Idiopathic pulmonary fibrosis (IPF) is an interstitial lung disease characterized by destruction of normal epithelial structure, proliferation of fibroblasts, and deposition of connective-tissue matrix proteins. Most patients experience a relentless progression to respiratory failure and death. Recent progress in dissecting key molecular mechanisms involved in disease progression has set the stage for implementation of novel therapies that prevent epithelial cell death, inhibit matrix deposition and deter mesenchymal cell proliferation. We have established with our reported observations and preliminary studies that low concentration inhaled CO provides protection in a murine model of bleomycin-induced lung fibrosis by targeting multiple molecular pathways relevant to the pathogenesis of IPF. Hypothesis: Inhaled low concentration carbon monoxide will slow or arrest the progression of lung fibrosis in patients with IPF. We will test the hypothesis by addressing the following specific aims: Specific Aim #1: To investigate whether, in IPF patients, 3 months of therapy with low dose inhaled CO results in a relative decrease in peripheral blood levels of MMP7 and stability in secondary indicators of disease progression. Specific Aim #2: To investigate the potential role of an IPF specific peripheral blood mononuclear gene expression signature to predict rates of disease progression and determine responsiveness to inhaled CO. Our goal is to study the use of low-dose inhaled CO as a therapeutic agent to treat IPF in humans. For this purpose we have assembled a remarkable group of basic and clinical researchers with expertise in the pathogenesis of IPF, CO biology, biomarker development, large-scale genomics and IPF clinical trials to investigate the effectiveness of a novel inhaled therapy in this devastating disease. Our ancillary proposals will clarify mechanisms of action of CO and validate a peripheral blood genomic signature capable of predicting individual response to CO treatment. The successful completion of this study will provide the basis for the design of a more definitive phase III clinical trial of low dose inhaled CO in IPF. 
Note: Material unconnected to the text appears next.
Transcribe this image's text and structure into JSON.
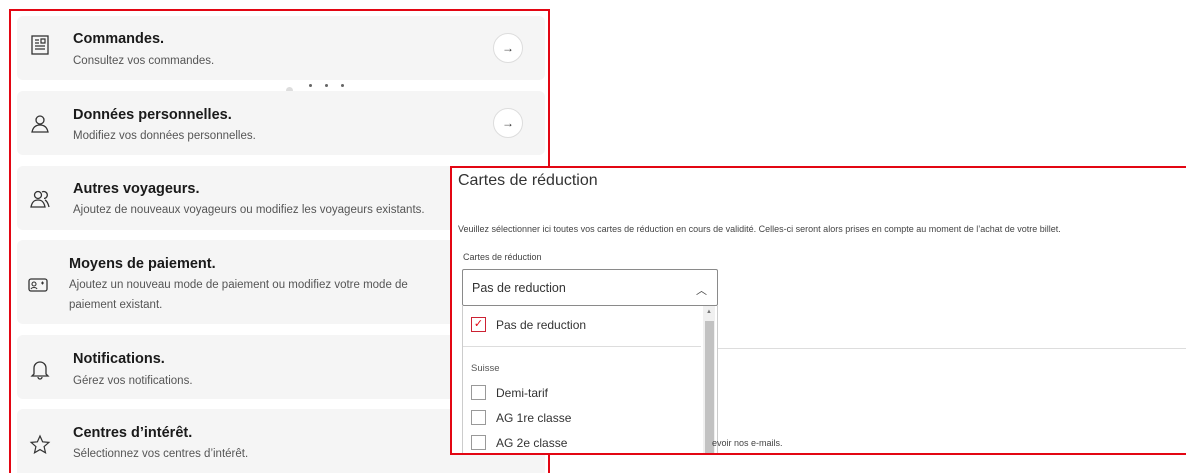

Relevance:
This clinical trial will test our hypothesis that low-dose inhaled carbon monoxide will slow disease progression in IPF patients. We have assembled a group of researchers with expertise in the pathogenesis of IPF, CO biology, biomarker development, large-scale genomics and IPF clinical trials to investigate the effectiveness of a novel inhaled therapy in this devastating disease. Successful completion of this study will provide the basis for the design of a more definitive phase III clinical trial of low dose inhaled CO in IPF.